Your task: Copy out each line of the listing below where the string "icon" appears.

Dataset excerpts:
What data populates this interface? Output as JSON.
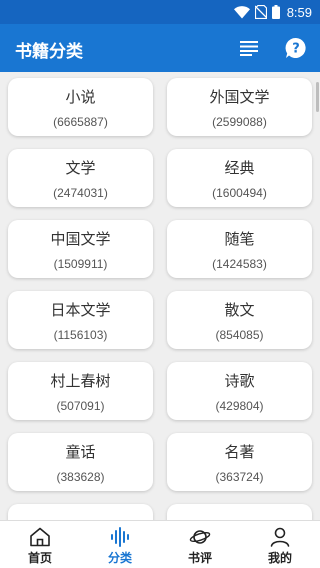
{
  "status_bar": {
    "time": "8:59"
  },
  "app_bar": {
    "title": "书籍分类",
    "list_icon": "list-icon",
    "help_icon": "help-icon"
  },
  "categories": [
    {
      "name": "小说",
      "count": "(6665887)"
    },
    {
      "name": "外国文学",
      "count": "(2599088)"
    },
    {
      "name": "文学",
      "count": "(2474031)"
    },
    {
      "name": "经典",
      "count": "(1600494)"
    },
    {
      "name": "中国文学",
      "count": "(1509911)"
    },
    {
      "name": "随笔",
      "count": "(1424583)"
    },
    {
      "name": "日本文学",
      "count": "(1156103)"
    },
    {
      "name": "散文",
      "count": "(854085)"
    },
    {
      "name": "村上春树",
      "count": "(507091)"
    },
    {
      "name": "诗歌",
      "count": "(429804)"
    },
    {
      "name": "童话",
      "count": "(383628)"
    },
    {
      "name": "名著",
      "count": "(363724)"
    },
    {
      "name": "",
      "count": ""
    },
    {
      "name": "",
      "count": ""
    }
  ],
  "bottom_nav": [
    {
      "label": "首页",
      "icon": "home-icon",
      "active": false
    },
    {
      "label": "分类",
      "icon": "audio-wave-icon",
      "active": true
    },
    {
      "label": "书评",
      "icon": "planet-icon",
      "active": false
    },
    {
      "label": "我的",
      "icon": "user-icon",
      "active": false
    }
  ],
  "colors": {
    "primary": "#1976d2",
    "status_bar": "#1565c0",
    "background": "#efefef"
  }
}
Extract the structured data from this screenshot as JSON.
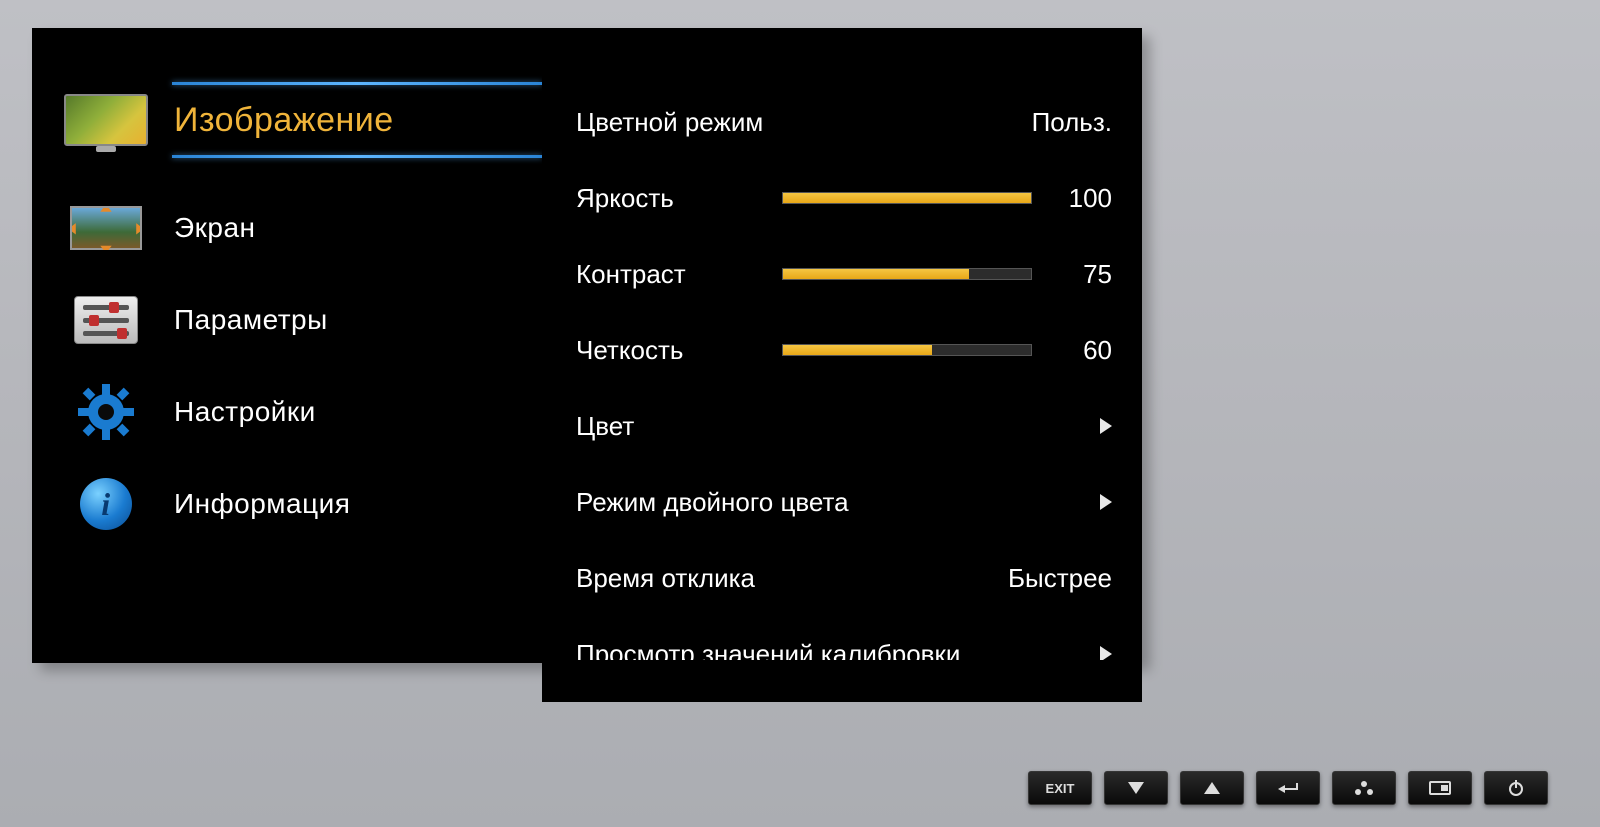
{
  "sidebar": {
    "items": [
      {
        "label": "Изображение",
        "active": true
      },
      {
        "label": "Экран"
      },
      {
        "label": "Параметры"
      },
      {
        "label": "Настройки"
      },
      {
        "label": "Информация"
      }
    ]
  },
  "panel": {
    "color_mode": {
      "label": "Цветной режим",
      "value": "Польз."
    },
    "brightness": {
      "label": "Яркость",
      "value": 100
    },
    "contrast": {
      "label": "Контраст",
      "value": 75
    },
    "sharpness": {
      "label": "Четкость",
      "value": 60
    },
    "color": {
      "label": "Цвет"
    },
    "dual_color": {
      "label": "Режим двойного цвета"
    },
    "response": {
      "label": "Время отклика",
      "value": "Быстрее"
    },
    "calibration": {
      "label": "Просмотр значений калибровки"
    }
  },
  "hw": {
    "exit": "EXIT"
  }
}
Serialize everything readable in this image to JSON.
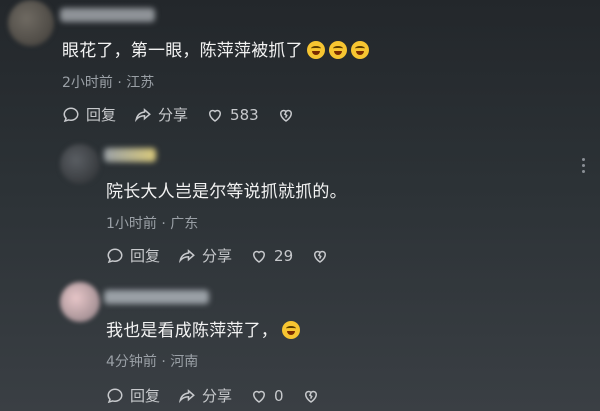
{
  "comments": [
    {
      "text": "眼花了，第一眼，陈萍萍被抓了",
      "emoji_count": 3,
      "meta": "2小时前 · 江苏",
      "reply_label": "回复",
      "share_label": "分享",
      "like_count": "583"
    },
    {
      "text": "院长大人岂是尔等说抓就抓的。",
      "meta": "1小时前 · 广东",
      "reply_label": "回复",
      "share_label": "分享",
      "like_count": "29"
    },
    {
      "text": "我也是看成陈萍萍了，",
      "emoji_count": 1,
      "meta": "4分钟前 · 河南",
      "reply_label": "回复",
      "share_label": "分享",
      "like_count": "0"
    }
  ],
  "colors": {
    "background": "#2c3236",
    "text": "#f3f3f3",
    "meta": "#9aa0a6",
    "emoji": "#f7c531"
  }
}
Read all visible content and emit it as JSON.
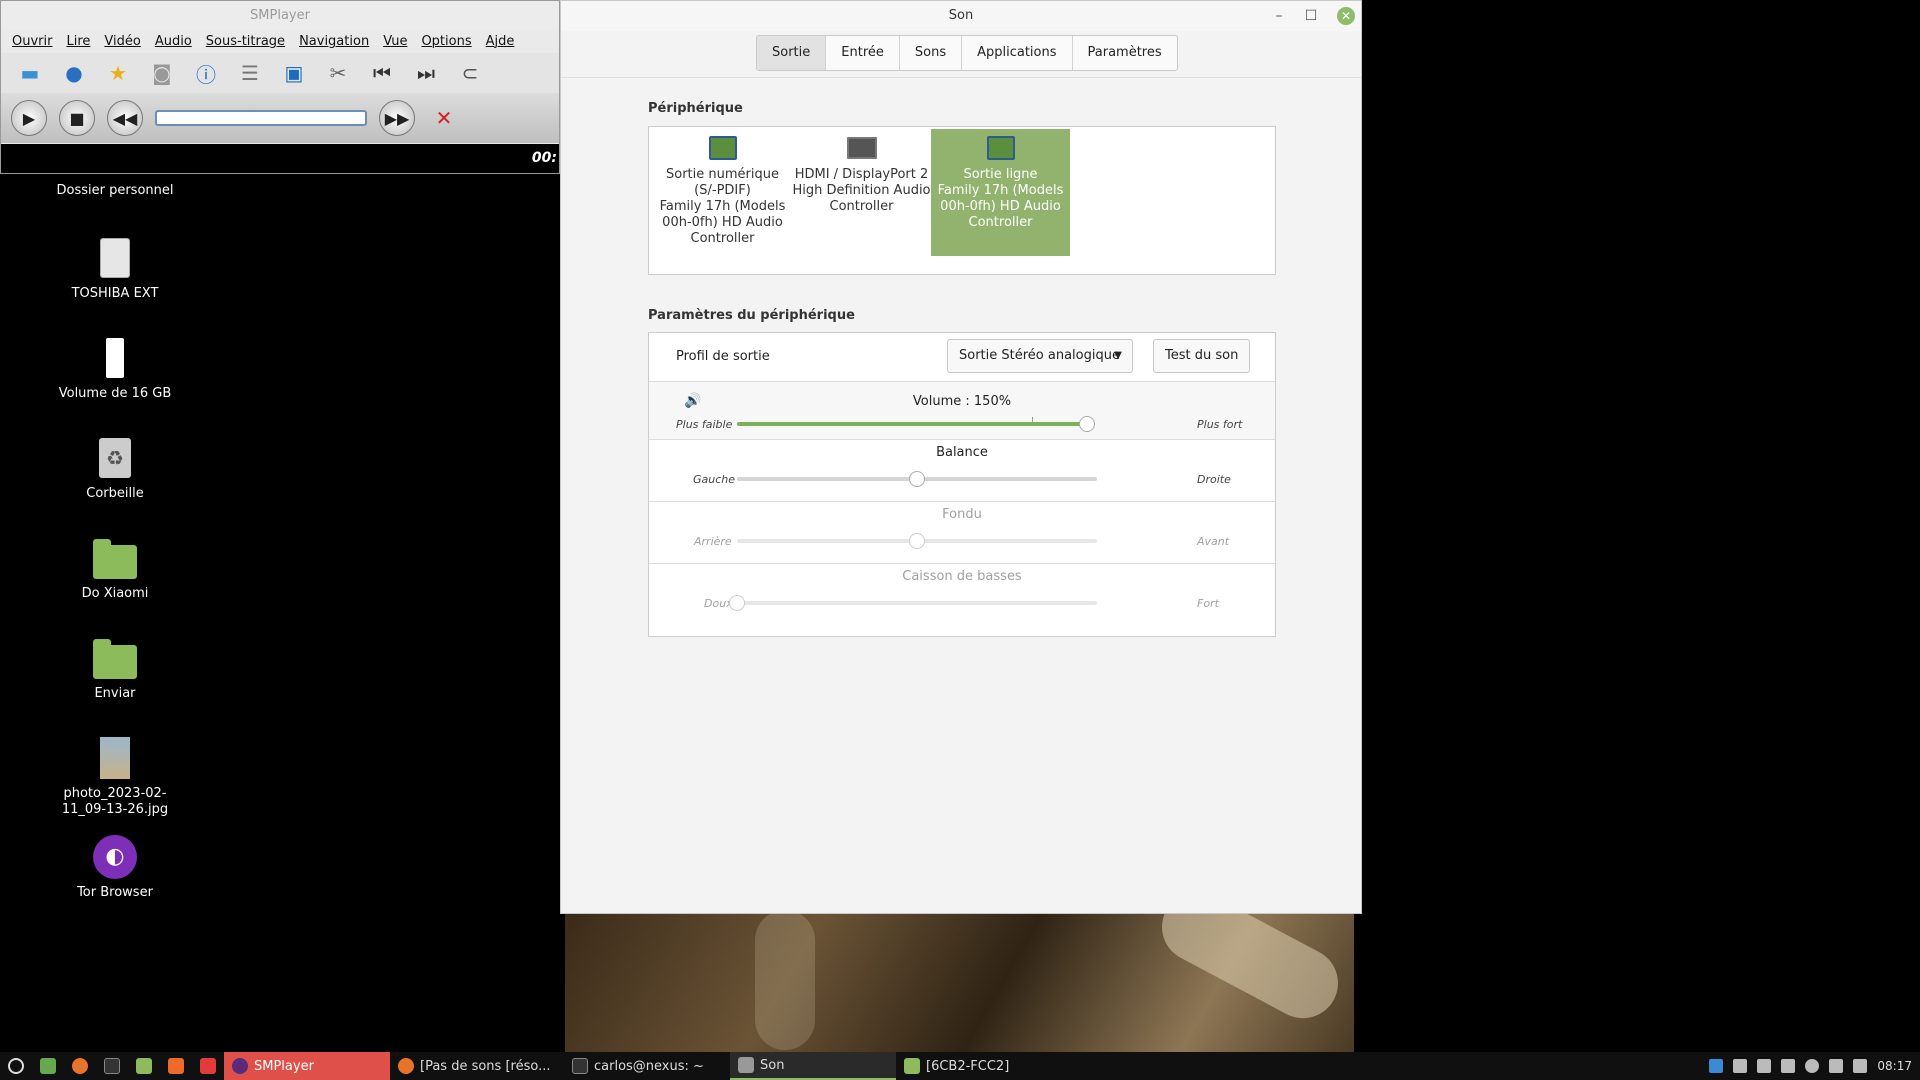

Solution:
    "list_icon": "list-icon",
    "help_icon": "help-icon"
      "icon": "home-icon",
      "icon": "audio-wave-icon",
      "icon": "planet-icon",
      "icon": "user-icon",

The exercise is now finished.